9. Dave is a participant on a Freshmen Trip. He’s been backpacking before and brought all his own equipment. He acts the part of the tough outdoorsman all the time. Putting down people who are having trouble carrying their weight or hiking up steep grades. The other members of the group are getting pissed off at him and generally feel that he is a jerk.
10. You are the leader on a backpacking trip. You have set up camp early and everyone is hanging out on their own before dinner. You are coming back through the woods after taking a dump and you smell marijuana. As you peer through the trees you see two of your group smoking.
11. Joe and Sara are leading a backpacking trip with 6 guys and 5 girls. The guys tend to hang out together and are pretty crazy, a little immature. The women don’t really want to have much to do with the guys and stay together.
12. The group has pulled into camp after a long day of hiking. There’s 1/2 hour of daylight left. Steve, a participant, tells Julie (another participant) that he is going to head up the hill to catch the view before sunset. An hour later everyone is gathering at the stoves to start dinner. One of the leaders, Lisa, asks where Steve is. No one has seen him since Julie did. It is now dark.
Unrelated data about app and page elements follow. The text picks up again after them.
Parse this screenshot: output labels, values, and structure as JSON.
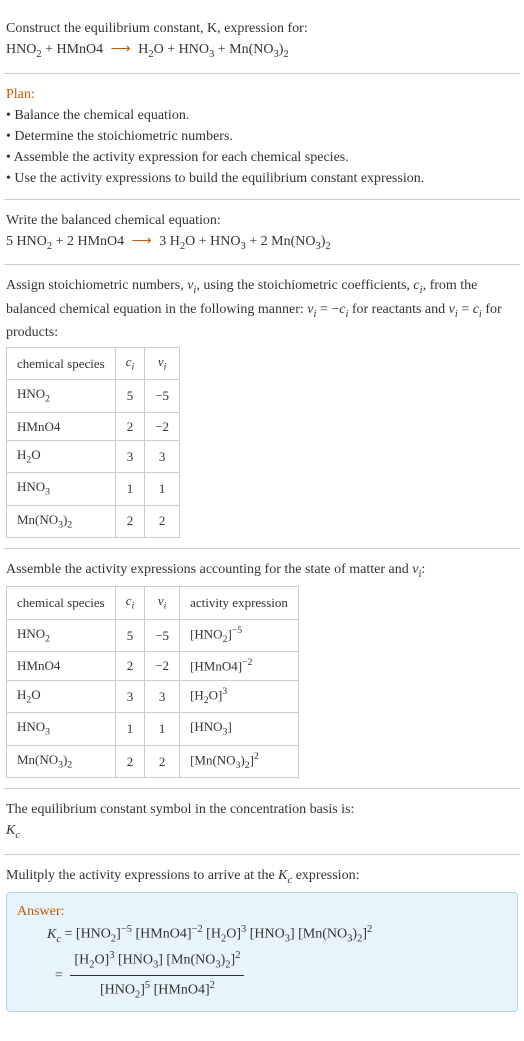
{
  "intro": {
    "heading": "Construct the equilibrium constant, K, expression for:",
    "equation_lhs": "HNO₂ + HMnO4",
    "equation_arrow": "⟶",
    "equation_rhs": "H₂O + HNO₃ + Mn(NO₃)₂"
  },
  "plan": {
    "heading": "Plan:",
    "steps": [
      "• Balance the chemical equation.",
      "• Determine the stoichiometric numbers.",
      "• Assemble the activity expression for each chemical species.",
      "• Use the activity expressions to build the equilibrium constant expression."
    ]
  },
  "balanced": {
    "heading": "Write the balanced chemical equation:",
    "equation_lhs": "5 HNO₂ + 2 HMnO4",
    "equation_arrow": "⟶",
    "equation_rhs": "3 H₂O + HNO₃ + 2 Mn(NO₃)₂"
  },
  "stoich": {
    "heading_a": "Assign stoichiometric numbers, νᵢ, using the stoichiometric coefficients, cᵢ, from the balanced chemical equation in the following manner: ",
    "heading_b": "νᵢ = −cᵢ for reactants and νᵢ = cᵢ for products:",
    "table": {
      "headers": [
        "chemical species",
        "cᵢ",
        "νᵢ"
      ],
      "rows": [
        [
          "HNO₂",
          "5",
          "−5"
        ],
        [
          "HMnO4",
          "2",
          "−2"
        ],
        [
          "H₂O",
          "3",
          "3"
        ],
        [
          "HNO₃",
          "1",
          "1"
        ],
        [
          "Mn(NO₃)₂",
          "2",
          "2"
        ]
      ]
    }
  },
  "activity": {
    "heading": "Assemble the activity expressions accounting for the state of matter and νᵢ:",
    "table": {
      "headers": [
        "chemical species",
        "cᵢ",
        "νᵢ",
        "activity expression"
      ],
      "rows": [
        [
          "HNO₂",
          "5",
          "−5",
          "[HNO₂]⁻⁵"
        ],
        [
          "HMnO4",
          "2",
          "−2",
          "[HMnO4]⁻²"
        ],
        [
          "H₂O",
          "3",
          "3",
          "[H₂O]³"
        ],
        [
          "HNO₃",
          "1",
          "1",
          "[HNO₃]"
        ],
        [
          "Mn(NO₃)₂",
          "2",
          "2",
          "[Mn(NO₃)₂]²"
        ]
      ]
    }
  },
  "symbol": {
    "heading": "The equilibrium constant symbol in the concentration basis is:",
    "value": "K𞁞"
  },
  "final": {
    "heading": "Mulitply the activity expressions to arrive at the K𞁞 expression:",
    "answer_label": "Answer:",
    "expr_line1_lhs": "K𞁞 = ",
    "expr_line1_rhs": "[HNO₂]⁻⁵ [HMnO4]⁻² [H₂O]³ [HNO₃] [Mn(NO₃)₂]²",
    "eq_sign": "= ",
    "frac_num": "[H₂O]³ [HNO₃] [Mn(NO₃)₂]²",
    "frac_den": "[HNO₂]⁵ [HMnO4]²"
  }
}
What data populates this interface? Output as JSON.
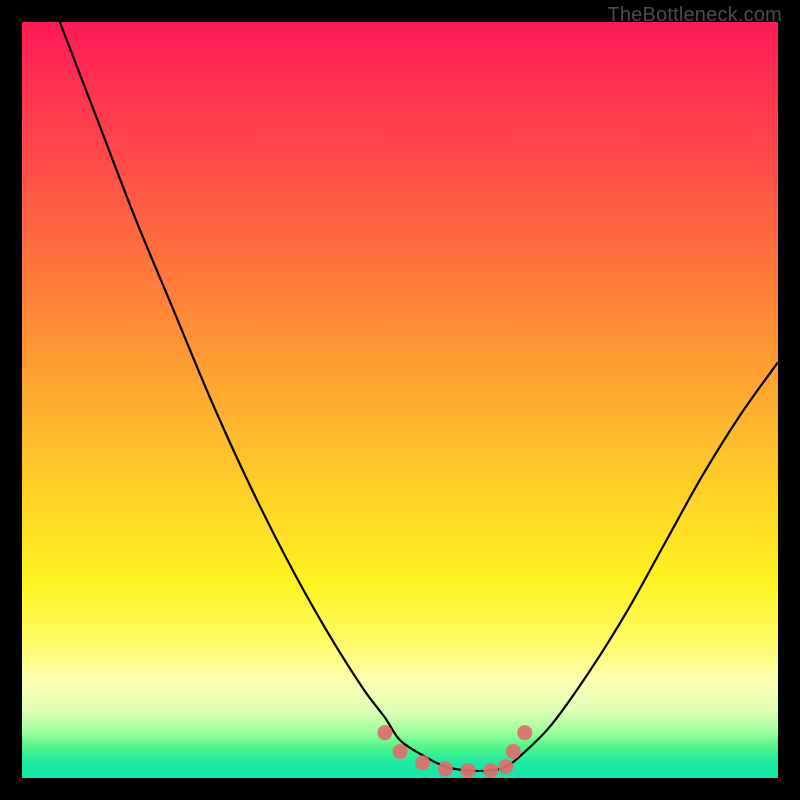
{
  "watermark": "TheBottleneck.com",
  "colors": {
    "frame": "#000000",
    "curve": "#000000",
    "marker": "#e06d6b",
    "gradient_top": "#ff1a57",
    "gradient_bottom": "#13e6ae"
  },
  "chart_data": {
    "type": "line",
    "title": "",
    "xlabel": "",
    "ylabel": "",
    "xlim": [
      0,
      100
    ],
    "ylim": [
      0,
      100
    ],
    "series": [
      {
        "name": "curve",
        "x": [
          5,
          10,
          15,
          20,
          25,
          30,
          35,
          40,
          45,
          48,
          50,
          53,
          56,
          59,
          62,
          64,
          66,
          70,
          75,
          80,
          85,
          90,
          95,
          100
        ],
        "y": [
          100,
          87,
          74,
          62,
          50,
          39,
          29,
          20,
          12,
          8,
          5,
          3,
          1.5,
          1,
          1,
          1.5,
          3,
          7,
          14,
          22,
          31,
          40,
          48,
          55
        ]
      }
    ],
    "markers": {
      "name": "highlighted-points",
      "color": "#e06d6b",
      "x": [
        48,
        50,
        53,
        56,
        59,
        62,
        64,
        65,
        66.5
      ],
      "y": [
        6,
        3.5,
        2,
        1.2,
        1,
        1,
        1.5,
        3.5,
        6
      ]
    }
  }
}
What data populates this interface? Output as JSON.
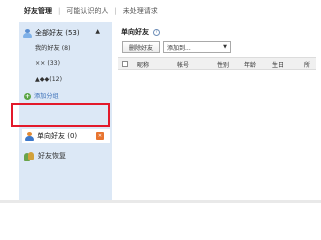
{
  "topnav": {
    "items": [
      "好友管理",
      "可能认识的人",
      "未处理请求"
    ],
    "separator": "|"
  },
  "sidebar": {
    "group_header": "全部好友 (53)",
    "collapse_glyph": "▲",
    "items": [
      "我的好友 (8)",
      "×× (33)",
      "▲◆◆(12)"
    ],
    "add_group": "添加分组",
    "oneway": "单向好友 (0)",
    "oneway_badge": "✕",
    "blacklist": "好友恢复"
  },
  "main": {
    "title": "单向好友",
    "help_glyph": "?",
    "delete_button": "删除好友",
    "add_select": "添加到...",
    "add_select_caret": "▼",
    "columns": [
      "昵称",
      "帐号",
      "性别",
      "年龄",
      "生日",
      "所"
    ]
  },
  "colors": {
    "sidebar_bg": "#dce8f6",
    "highlight": "#e3192a",
    "link": "#3a6fb8"
  }
}
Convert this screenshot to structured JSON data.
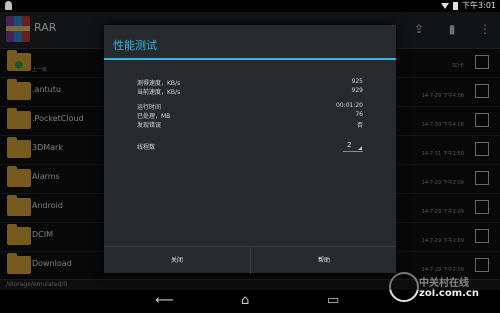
{
  "statusbar": {
    "time": "下午3:01"
  },
  "actionbar": {
    "title": "RAR",
    "icons": [
      "archive-icon",
      "extract-icon",
      "delete-icon",
      "overflow-menu-icon"
    ]
  },
  "list": {
    "up": {
      "label": "上一级",
      "meta": "SD卡"
    },
    "rows": [
      {
        "name": ".antutu",
        "meta": "14-7-29 下午4:06"
      },
      {
        "name": ".PocketCloud",
        "meta": "14-7-30 下午4:08"
      },
      {
        "name": "3DMark",
        "meta": "14-7-31 下午2:50"
      },
      {
        "name": "Alarms",
        "meta": "14-7-29 下午2:09"
      },
      {
        "name": "Android",
        "meta": "14-7-29 下午2:09"
      },
      {
        "name": "DCIM",
        "meta": "14-7-29 下午2:09"
      },
      {
        "name": "Download",
        "meta": "14-7-29 下午2:09"
      }
    ]
  },
  "pathbar": {
    "path": "/storage/emulated/0"
  },
  "watermark": {
    "cn": "中关村在线",
    "en": "zol.com.cn"
  },
  "dialog": {
    "title": "性能测试",
    "stats": [
      {
        "label": "测得速度，KB/s",
        "value": "925"
      },
      {
        "label": "当前速度，KB/s",
        "value": "929"
      },
      {
        "label": "运行时间",
        "value": "00:01:20"
      },
      {
        "label": "已处理，MB",
        "value": "76"
      },
      {
        "label": "发现错误",
        "value": "否"
      }
    ],
    "threads_label": "线程数",
    "threads_value": "2",
    "close_label": "关闭",
    "help_label": "帮助"
  }
}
13. The group has been hiking along a rocky section of the AT. Alice steps into a pothole and falls over. She immediately starts screaming that her ankle is broken. The group stops and while the leaders attend to Alice the rest of the group shuffles around nervously anxious about Alice and unsure what to do.
[Category:Group Dynamics and Activities]